click to view (added 6/3/16)

Inclusive creative consultation

Inclusive engagement

We have been using our 'dig-tools' which are proven methods for engaging diverse sectors of the community in the inclusive, creative development of visions for the future of their neighbourhood.

If you are based in Brighton (or not) and would like to bring a community group to creatively explore the potential development or issues in your community - get in touch!

Place-Maker-Space Research

Nick Gant founder of Community21 and The Place-Maker-Space
Joe Palmer and Megan Leckie, graduate enterprise Blockbuilders
Dave Allistone from graduate social enterprise Exploring Senses
3D printing co-designed visions

The Place-Maker-Space is a physical room centrally located in the city and is specifically intended to generate collaborative debate and creative interaction between universities, the public and private sector and communities (Farrell Review 2014). It will be used by university academics, students, graduate groups, planning officials, private companies and community members.

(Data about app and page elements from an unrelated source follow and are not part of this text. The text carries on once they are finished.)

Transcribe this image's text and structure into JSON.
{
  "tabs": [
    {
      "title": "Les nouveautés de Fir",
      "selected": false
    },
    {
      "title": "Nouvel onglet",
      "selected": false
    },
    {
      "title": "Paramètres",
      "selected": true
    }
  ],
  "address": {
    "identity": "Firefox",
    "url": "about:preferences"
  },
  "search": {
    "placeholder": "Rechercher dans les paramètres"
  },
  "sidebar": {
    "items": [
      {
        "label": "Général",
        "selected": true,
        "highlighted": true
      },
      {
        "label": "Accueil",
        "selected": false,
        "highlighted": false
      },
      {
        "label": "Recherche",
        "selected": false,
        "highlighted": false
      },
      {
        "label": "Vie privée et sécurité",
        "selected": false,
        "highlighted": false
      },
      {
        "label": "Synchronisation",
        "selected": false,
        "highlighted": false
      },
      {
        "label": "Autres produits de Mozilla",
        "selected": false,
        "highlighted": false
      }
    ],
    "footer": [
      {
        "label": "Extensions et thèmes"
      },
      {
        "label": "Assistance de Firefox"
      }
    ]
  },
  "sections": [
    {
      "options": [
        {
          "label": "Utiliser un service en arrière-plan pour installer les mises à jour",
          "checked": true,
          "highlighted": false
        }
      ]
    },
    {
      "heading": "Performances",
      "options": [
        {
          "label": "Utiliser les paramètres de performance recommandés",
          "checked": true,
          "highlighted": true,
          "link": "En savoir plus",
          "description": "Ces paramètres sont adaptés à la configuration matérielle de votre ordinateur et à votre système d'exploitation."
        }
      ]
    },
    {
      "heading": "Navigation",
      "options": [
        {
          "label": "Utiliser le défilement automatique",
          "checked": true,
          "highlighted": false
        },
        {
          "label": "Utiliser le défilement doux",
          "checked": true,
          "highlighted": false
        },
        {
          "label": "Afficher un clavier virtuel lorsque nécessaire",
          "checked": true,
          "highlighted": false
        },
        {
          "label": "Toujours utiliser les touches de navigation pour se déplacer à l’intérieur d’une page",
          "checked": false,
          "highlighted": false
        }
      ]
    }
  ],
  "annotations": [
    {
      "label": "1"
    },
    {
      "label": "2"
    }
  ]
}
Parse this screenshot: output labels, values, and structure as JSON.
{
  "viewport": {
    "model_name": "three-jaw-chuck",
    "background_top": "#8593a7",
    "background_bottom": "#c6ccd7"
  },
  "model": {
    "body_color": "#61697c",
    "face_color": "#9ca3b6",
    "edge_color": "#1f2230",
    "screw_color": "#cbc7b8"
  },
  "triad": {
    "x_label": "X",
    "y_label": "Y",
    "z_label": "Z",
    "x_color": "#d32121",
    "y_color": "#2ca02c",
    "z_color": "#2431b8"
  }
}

As a physical extension of the Community 21 digital website it also forms part of a broader ‘Maker-Space’ movement which has seen the development of communal craft and technology workshops which help form social bonds and develop new skills within communities through acts of making (Hatch, 2014; Halse et al, 2010).

Our work on the Community21 digital platform has demonstrated the role making can have in engaging different groups and communities (Gant & Duggan, 2013) through the fabrication of tools, objects and products. The Place-Maker-Space provides the physical space and relevant software to enable groups to come together to develop collective visions for places making community and neighbourhood planning a more democratic process (DCLG 2015). As such the university plays a significant role in engaging local communities and helping them to engage with and shape their locality in a way that is both creative and informed. (see Making Futures, 2015).

Research questions the space and broader Community21 research explores include:

What role might digital and physical making methods and spaces perform in the engagement of communities in forming collaborative visions for the future their neighbourhood?

Examples of the methods we have used historically include:

  1. The production of augmented reality techno-town-tapestries where ‘hard-to-reach’ or disenfranchised groups can use animation apps to ‘characterise’ problems or ideas in anonymous ways and communicate them back to the community through a publically accessible, intelligent interface.

  2. Minecraft (a popular computer game) which engages young people in the co-production of highly interactive, ‘gamified’ and realistic virtual simulations of their lived or imagined spaces that can be shared locally or globally (Reckien & Eisenack, 2010).

  3. Ageing apps and role play apps that visually illustrate someone’s own ageing process to elicit empathy in younger people or enable the anonymous expression of ideas and issues.

The Community21 initiative with its digital and physical spaces provide an opportunity to co-define the challenges and concerns for research and practice with different urban and rural communities. From a university perspective, this process is invaluable in helping to ensure the continued relevance of our teaching and research in subjects such as design, planning, urbanism, social science, geography etc. Moreover it is also helping to redefine these subject areas away from static notions of disciplinary distinction, into inter-disciplinary and cross-disciplinary engaged activity that involves stakeholders, transcends boundaries and is responsive to changing contexts. Through co-production and co-defined spaces we are able to make meaningful and useful applied place-based interventions, connecting communities (Sawhney et al, 2015) for sustainability and resilience (Manzini 2015; Horlings 2015; Frankin & Marsden, 2015). Together they illustrate how virtual and physical spaces both play a role in meaningful engagement.